Task directions: Each line below needs to be printed again exactly.

Records contained in a dataset:
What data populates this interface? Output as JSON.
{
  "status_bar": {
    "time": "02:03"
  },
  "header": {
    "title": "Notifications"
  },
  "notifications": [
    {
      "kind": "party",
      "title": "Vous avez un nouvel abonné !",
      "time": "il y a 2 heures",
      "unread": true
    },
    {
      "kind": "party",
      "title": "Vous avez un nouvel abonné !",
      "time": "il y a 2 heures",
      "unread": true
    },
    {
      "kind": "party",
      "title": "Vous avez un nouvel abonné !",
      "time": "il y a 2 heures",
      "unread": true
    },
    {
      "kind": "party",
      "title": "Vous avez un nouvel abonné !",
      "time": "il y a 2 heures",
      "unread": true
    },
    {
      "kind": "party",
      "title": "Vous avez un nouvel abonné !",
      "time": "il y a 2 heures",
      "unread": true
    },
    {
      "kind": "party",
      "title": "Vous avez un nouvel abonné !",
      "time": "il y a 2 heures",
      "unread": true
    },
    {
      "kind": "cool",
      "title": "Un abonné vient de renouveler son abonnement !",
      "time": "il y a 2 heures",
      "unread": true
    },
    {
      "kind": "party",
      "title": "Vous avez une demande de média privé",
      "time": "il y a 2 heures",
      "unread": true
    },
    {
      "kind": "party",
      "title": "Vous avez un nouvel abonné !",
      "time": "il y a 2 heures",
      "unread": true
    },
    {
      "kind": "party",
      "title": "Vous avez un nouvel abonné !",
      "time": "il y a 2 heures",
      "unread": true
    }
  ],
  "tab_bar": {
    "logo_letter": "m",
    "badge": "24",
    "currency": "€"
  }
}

Written answer:
What data populates this interface? Output as JSON.
{
  "status_bar": {
    "time": "02:03"
  },
  "header": {
    "title": "Notifications"
  },
  "notifications": [
    {
      "kind": "party",
      "title": "Vous avez un nouvel abonné !",
      "time": "il y a 2 heures",
      "unread": true
    },
    {
      "kind": "party",
      "title": "Vous avez un nouvel abonné !",
      "time": "il y a 2 heures",
      "unread": true
    },
    {
      "kind": "party",
      "title": "Vous avez un nouvel abonné !",
      "time": "il y a 2 heures",
      "unread": true
    },
    {
      "kind": "party",
      "title": "Vous avez un nouvel abonné !",
      "time": "il y a 2 heures",
      "unread": true
    },
    {
      "kind": "party",
      "title": "Vous avez un nouvel abonné !",
      "time": "il y a 2 heures",
      "unread": true
    },
    {
      "kind": "party",
      "title": "Vous avez un nouvel abonné !",
      "time": "il y a 2 heures",
      "unread": true
    },
    {
      "kind": "cool",
      "title": "Un abonné vient de renouveler son abonnement !",
      "time": "il y a 2 heures",
      "unread": true
    },
    {
      "kind": "party",
      "title": "Vous avez une demande de média privé",
      "time": "il y a 2 heures",
      "unread": true
    },
    {
      "kind": "party",
      "title": "Vous avez un nouvel abonné !",
      "time": "il y a 2 heures",
      "unread": true
    },
    {
      "kind": "party",
      "title": "Vous avez un nouvel abonné !",
      "time": "il y a 2 heures",
      "unread": true
    }
  ],
  "tab_bar": {
    "logo_letter": "m",
    "badge": "24",
    "currency": "€"
  }
}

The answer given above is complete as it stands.